# Your assignment
Omit each picture as you copy the entries exactly.

# Dataset records
···
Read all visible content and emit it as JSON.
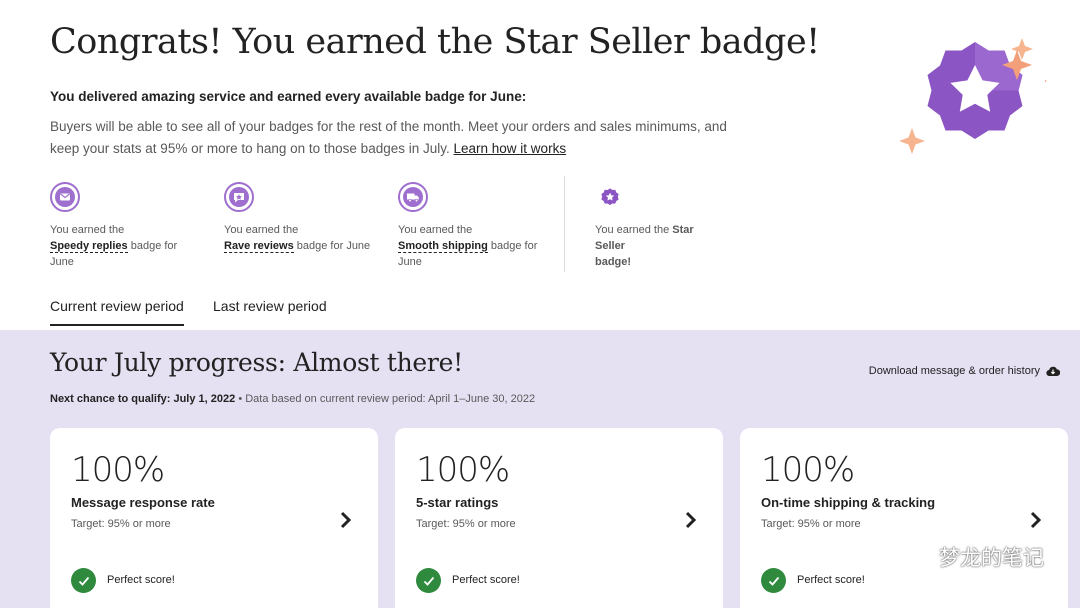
{
  "header": {
    "title": "Congrats! You earned the Star Seller badge!",
    "subheading": "You delivered amazing service and earned every available badge for June:",
    "description": "Buyers will be able to see all of your badges for the rest of the month. Meet your orders and sales minimums, and keep your stats at 95% or more to hang on to those badges in July.",
    "learn_link": "Learn how it works"
  },
  "badges": [
    {
      "icon": "envelope-icon",
      "prefix": "You earned the",
      "name": "Speedy replies",
      "suffix": "badge for June"
    },
    {
      "icon": "star-review-icon",
      "prefix": "You earned the",
      "name": "Rave reviews",
      "suffix": "badge for June"
    },
    {
      "icon": "truck-icon",
      "prefix": "You earned the",
      "name": "Smooth shipping",
      "suffix": "badge for June"
    },
    {
      "icon": "star-badge-icon",
      "prefix": "You earned the",
      "name": "Star Seller",
      "suffix": "badge!"
    }
  ],
  "tabs": [
    {
      "label": "Current review period",
      "active": true
    },
    {
      "label": "Last review period",
      "active": false
    }
  ],
  "progress": {
    "title": "Your July progress: Almost there!",
    "next_chance": "Next chance to qualify: July 1, 2022",
    "separator": "•",
    "data_based": "Data based on current review period: April 1–June 30, 2022",
    "download_label": "Download message & order history"
  },
  "cards": [
    {
      "percent": "100%",
      "label": "Message response rate",
      "target": "Target: 95% or more",
      "status": "Perfect score!"
    },
    {
      "percent": "100%",
      "label": "5-star ratings",
      "target": "Target: 95% or more",
      "status": "Perfect score!"
    },
    {
      "percent": "100%",
      "label": "On-time shipping & tracking",
      "target": "Target: 95% or more",
      "status": "Perfect score!"
    }
  ],
  "watermark": {
    "text": "梦龙的笔记"
  },
  "colors": {
    "accent_purple": "#9f6fcf",
    "badge_purple": "#8b55c4",
    "progress_bg": "#e5e1f3",
    "success_green": "#2f8a3e",
    "sparkle_orange": "#f3a07a"
  }
}
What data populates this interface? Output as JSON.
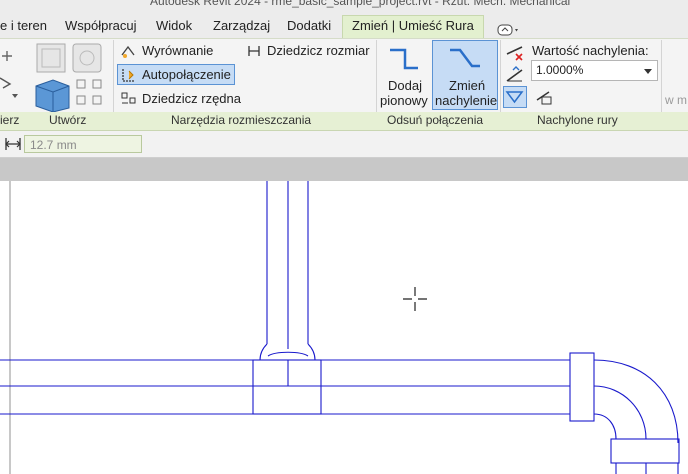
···
# Response
Read all visible content and emit it as JSON.
{
  "header": {
    "title": "Congrats! You earned the Star Seller badge!",
    "subheading": "You delivered amazing service and earned every available badge for June:",
    "description": "Buyers will be able to see all of your badges for the rest of the month. Meet your orders and sales minimums, and keep your stats at 95% or more to hang on to those badges in July.",
    "learn_link": "Learn how it works"
  },
  "badges": [
    {
      "icon": "envelope-icon",
      "prefix": "You earned the",
      "name": "Speedy replies",
      "suffix": "badge for June"
    },
    {
      "icon": "star-review-icon",
      "prefix": "You earned the",
      "name": "Rave reviews",
      "suffix": "badge for June"
    },
    {
      "icon": "truck-icon",
      "prefix": "You earned the",
      "name": "Smooth shipping",
      "suffix": "badge for June"
    },
    {
      "icon": "star-badge-icon",
      "prefix": "You earned the",
      "name": "Star Seller",
      "suffix": "badge!"
    }
  ],
  "tabs": [
    {
      "label": "Current review period",
      "active": true
    },
    {
      "label": "Last review period",
      "active": false
    }
  ],
  "progress": {
    "title": "Your July progress: Almost there!",
    "next_chance": "Next chance to qualify: July 1, 2022",
    "separator": "•",
    "data_based": "Data based on current review period: April 1–June 30, 2022",
    "download_label": "Download message & order history"
  },
  "cards": [
    {
      "percent": "100%",
      "label": "Message response rate",
      "target": "Target: 95% or more",
      "status": "Perfect score!"
    },
    {
      "percent": "100%",
      "label": "5-star ratings",
      "target": "Target: 95% or more",
      "status": "Perfect score!"
    },
    {
      "percent": "100%",
      "label": "On-time shipping & tracking",
      "target": "Target: 95% or more",
      "status": "Perfect score!"
    }
  ],
  "watermark": {
    "text": "梦龙的笔记"
  },
  "colors": {
    "accent_purple": "#9f6fcf",
    "badge_purple": "#8b55c4",
    "progress_bg": "#e5e1f3",
    "success_green": "#2f8a3e",
    "sparkle_orange": "#f3a07a"
  }
}
What data populates this interface? Output as JSON.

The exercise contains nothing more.